Chief Deputy State Controller Joshua Whitworth has previously warned McGeachin that state law and the Idaho State Controller’s Office’s constitutional duties prohibit them from spending money beyond the budget that was set by the Legislature for McGeachin’s office, the Sun previously reported.
SUPPORT NEWS YOU TRUST.
McGeachin’s budget shortfall is coming after a district judge in 2021 ordered McGeachin to pay the Idaho Press Club nearly $29,000 in court costs and fees after McGeachin lost a lawsuit over public records. In 2021, McGeachin declined to release records related to her education task force, and the Idaho Press Club filed suit to secure the release of the records and won.
Last year, McGeachin said she couldn’t afford to pay the legal fees out of her budget and asked the Idaho Legislature’s Joint Finance-Appropriations Committee to approve a supplemental funding request to cover the legal fees. JFAC never acted on McGeachin’s supplemental funding request.
McGeachin has not returned numerous telephone and email messages the Sun has left since April 4.
The winner of the May 17 primary election advances to the Nov. 8 general election.

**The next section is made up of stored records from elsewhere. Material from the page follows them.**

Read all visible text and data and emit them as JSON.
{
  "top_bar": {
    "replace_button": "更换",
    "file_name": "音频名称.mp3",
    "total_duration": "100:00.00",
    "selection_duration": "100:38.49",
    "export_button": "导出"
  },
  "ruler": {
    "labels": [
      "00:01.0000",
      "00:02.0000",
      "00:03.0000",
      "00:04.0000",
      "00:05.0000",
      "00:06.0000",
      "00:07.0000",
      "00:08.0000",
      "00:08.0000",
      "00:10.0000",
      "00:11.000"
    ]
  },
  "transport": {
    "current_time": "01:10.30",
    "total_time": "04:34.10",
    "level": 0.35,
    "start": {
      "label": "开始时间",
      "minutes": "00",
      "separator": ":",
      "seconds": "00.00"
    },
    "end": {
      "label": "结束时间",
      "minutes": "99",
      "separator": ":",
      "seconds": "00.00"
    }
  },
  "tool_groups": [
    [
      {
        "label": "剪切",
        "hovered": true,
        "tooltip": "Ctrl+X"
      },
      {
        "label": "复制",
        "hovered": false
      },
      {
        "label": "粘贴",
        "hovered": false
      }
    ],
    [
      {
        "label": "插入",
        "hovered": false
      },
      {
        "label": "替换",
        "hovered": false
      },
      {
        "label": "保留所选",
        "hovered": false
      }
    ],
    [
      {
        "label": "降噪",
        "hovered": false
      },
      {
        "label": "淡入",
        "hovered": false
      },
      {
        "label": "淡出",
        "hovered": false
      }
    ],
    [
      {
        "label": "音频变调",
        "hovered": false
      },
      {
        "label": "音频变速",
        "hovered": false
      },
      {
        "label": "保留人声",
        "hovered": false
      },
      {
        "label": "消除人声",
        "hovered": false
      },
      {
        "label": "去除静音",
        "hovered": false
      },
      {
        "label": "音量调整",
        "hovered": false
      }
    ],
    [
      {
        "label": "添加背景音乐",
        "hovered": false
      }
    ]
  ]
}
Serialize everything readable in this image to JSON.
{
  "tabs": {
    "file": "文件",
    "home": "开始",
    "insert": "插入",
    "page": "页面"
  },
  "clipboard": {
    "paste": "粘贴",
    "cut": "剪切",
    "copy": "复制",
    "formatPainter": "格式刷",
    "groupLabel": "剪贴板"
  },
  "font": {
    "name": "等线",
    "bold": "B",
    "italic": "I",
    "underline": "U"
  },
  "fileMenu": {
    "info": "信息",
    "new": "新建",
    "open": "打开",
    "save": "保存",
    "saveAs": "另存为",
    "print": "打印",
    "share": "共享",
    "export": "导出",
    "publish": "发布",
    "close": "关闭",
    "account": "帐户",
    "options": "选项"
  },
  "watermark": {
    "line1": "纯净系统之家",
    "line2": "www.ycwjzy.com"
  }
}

Our stories may be republished online or in print under Creative Commons license CC BY-NC-ND 4.0. We ask that you edit only for style or to shorten, provide proper attribution and link to our web site. Please see our republishing guidelines for use of photos and graphics.